Meta reports its second quarterly revenue decline and hints at cost-cutting efforts

New York
CNN business

Meta on Wednesday posted its second-ever quarterly revenue decline since going public and warned it is making “significant changes” to cut costs before 2023 as it battles an economic downturn hitting the major online advertising business.

In the three months ended September, Meta ( FB ) reported revenue of $27.7 billion, down 4% year-over-year and slightly above Wall Street analysts’ expectations. Facebook parent the company reported its first quarterly revenue decline in June.

The company earned nearly $4.4 billion less than half of the amount made in the same period of the previous year and below analysts’ forecasts.

“We’re approaching 2023 with a focus on priorities and efficiency that will help us navigate the current environment and build an even stronger company,” Meta founder and CEO Mark Zuckerberg said in a statement.

Meta’s stock fell 12% in after-hours trading on Wednesday after the results.

Demand for online advertising has fallen in recent months amid rising inflation and fears of a recession. Tech companies like Google and Snap have also seen success in their ad revenue.

At the same time, Meta’s user growth is slowing amid increased competition from rivals like TikTok. Meta reported 2.96 billion monthly active users on its flagship Facebook app at the end of the quarter, up 2% year over year. It is lower than the 6% growth rate it had in the last quarter. Daily active users of Meta’s family of apps grew 4% to 2.93 billion, up from an 11% increase posted the year before.

These challenges to the core business will feed into an ambitious new bet Meta is pouring billions of dollars into building a future version of the internet called the metaverse, which is likely years away.

Meta CFO David Wehner said operating losses for the company’s metaverse ventures, which are classified under its Reality Labs unit, will “grow significantly year over year” in 2023. Reality Labs lost nearly $3.7 billion in the September quarter, costing the company $9.4 billion this year.

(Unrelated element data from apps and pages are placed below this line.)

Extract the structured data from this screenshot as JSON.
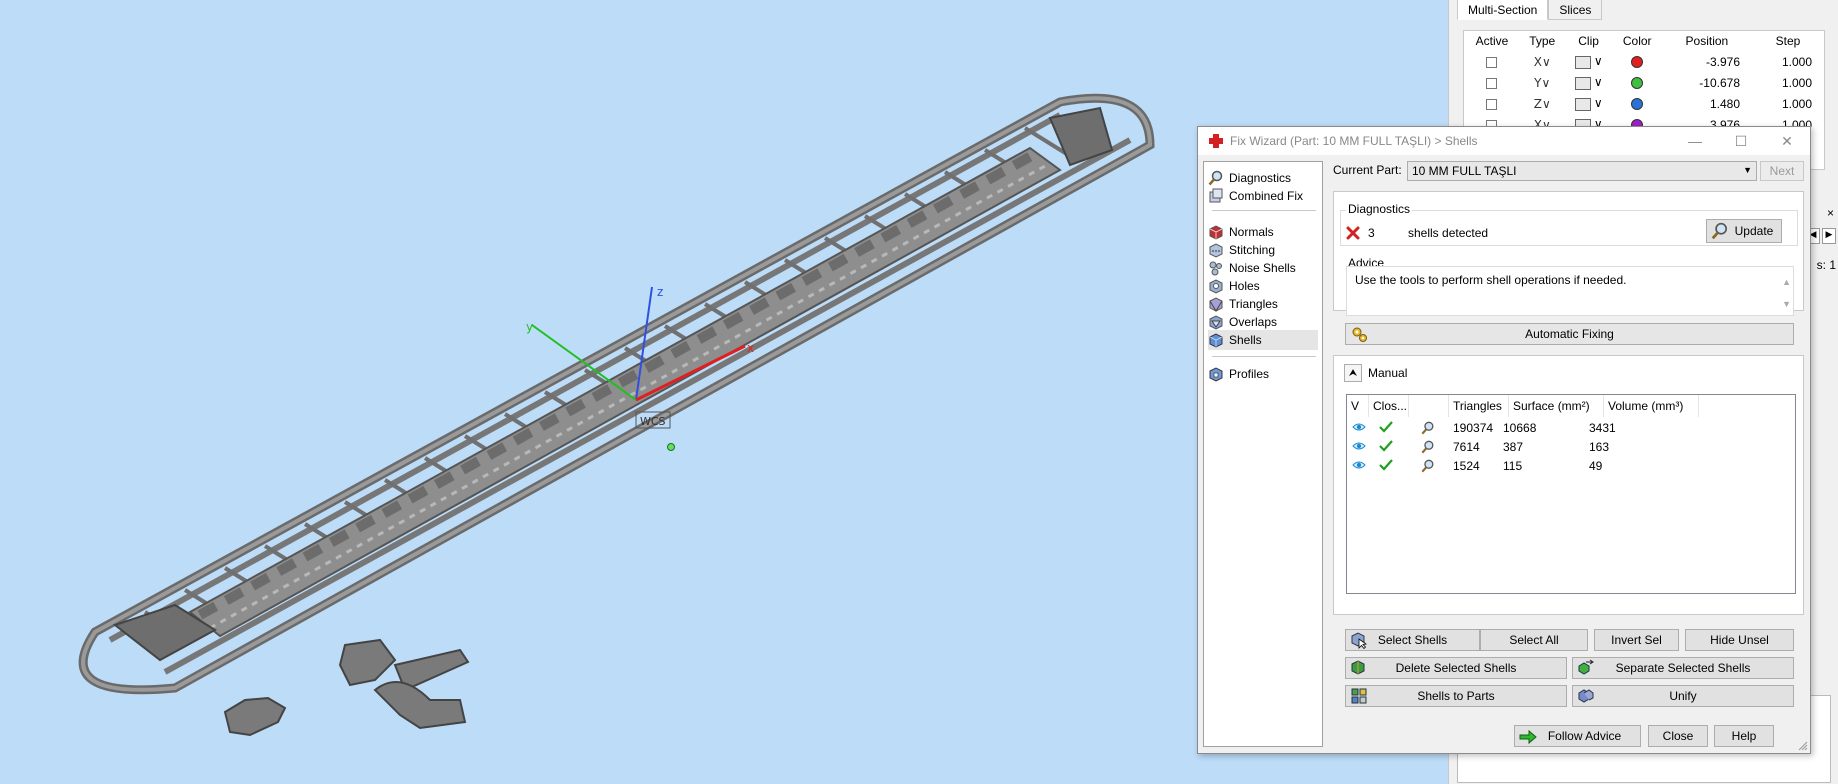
{
  "viewport": {
    "wcs_label": "WCS",
    "axes": {
      "x": "x",
      "y": "y",
      "z": "z"
    }
  },
  "right_panel": {
    "tabs": [
      "Multi-Section",
      "Slices"
    ],
    "table": {
      "headers": [
        "Active",
        "Type",
        "Clip",
        "Color",
        "Position",
        "Step"
      ],
      "rows": [
        {
          "type": "X∨",
          "color": "#e02020",
          "position": "-3.976",
          "step": "1.000"
        },
        {
          "type": "Y∨",
          "color": "#40c040",
          "position": "-10.678",
          "step": "1.000"
        },
        {
          "type": "Z∨",
          "color": "#2a72d8",
          "position": "1.480",
          "step": "1.000"
        },
        {
          "type": "X∨",
          "color": "#a020c8",
          "position": "3.976",
          "step": "1.000"
        }
      ]
    },
    "edge_close": "×",
    "edge_text": "s: 1"
  },
  "dialog": {
    "title": "Fix Wizard (Part: 10 MM FULL TAŞLI) > Shells",
    "window_buttons": {
      "minimize": "—",
      "maximize": "☐",
      "close": "✕"
    },
    "nav": {
      "items": [
        {
          "label": "Diagnostics",
          "icon": "magnifier-icon"
        },
        {
          "label": "Combined Fix",
          "icon": "combined-fix-icon"
        },
        {
          "label": "Normals",
          "icon": "normals-icon"
        },
        {
          "label": "Stitching",
          "icon": "stitching-icon"
        },
        {
          "label": "Noise Shells",
          "icon": "noise-shells-icon"
        },
        {
          "label": "Holes",
          "icon": "holes-icon"
        },
        {
          "label": "Triangles",
          "icon": "triangles-icon"
        },
        {
          "label": "Overlaps",
          "icon": "overlaps-icon"
        },
        {
          "label": "Shells",
          "icon": "shells-icon"
        },
        {
          "label": "Profiles",
          "icon": "profiles-icon"
        }
      ]
    },
    "current_part": {
      "label": "Current Part:",
      "value": "10 MM FULL TAŞLI",
      "next": "Next"
    },
    "diagnostics": {
      "title": "Diagnostics",
      "count": "3",
      "text": "shells detected",
      "update": "Update"
    },
    "advice": {
      "title": "Advice",
      "text": "Use the tools to perform shell operations if needed."
    },
    "automatic_fixing": "Automatic Fixing",
    "manual": {
      "title": "Manual",
      "columns": [
        "V",
        "Clos...",
        "",
        "Triangles",
        "Surface (mm²)",
        "Volume (mm³)"
      ],
      "rows": [
        {
          "triangles": "190374",
          "surface": "10668",
          "volume": "3431"
        },
        {
          "triangles": "7614",
          "surface": "387",
          "volume": "163"
        },
        {
          "triangles": "1524",
          "surface": "115",
          "volume": "49"
        }
      ]
    },
    "buttons": {
      "select_shells": "Select Shells",
      "select_all": "Select All",
      "invert_sel": "Invert Sel",
      "hide_unsel": "Hide Unsel",
      "delete_selected": "Delete Selected Shells",
      "separate_selected": "Separate Selected Shells",
      "shells_to_parts": "Shells to Parts",
      "unify": "Unify",
      "follow_advice": "Follow Advice",
      "close": "Close",
      "help": "Help"
    }
  }
}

Altimeter Capital, a Meta shareholder, wrote an open letter last week calling on the company to cut its employee expenses by at least 20% and reduce annual capital spending by at least $5 trillion and cap its investment in the metaverse. 5 billion dollars a year.

In Wednesday’s report, Wehner said the company is “making important changes to operate more efficiently.” He added that the company’s headcount by the end of 2023 will roughly match the 87,314 it reported at the end of September (a 28% increase over the previous year).

“We are maintaining some teams in terms of headcount, cutting others and investing headcount growth only in our highest priorities,” Wehner said. He also indicated that the company could shrink its physical office footprint.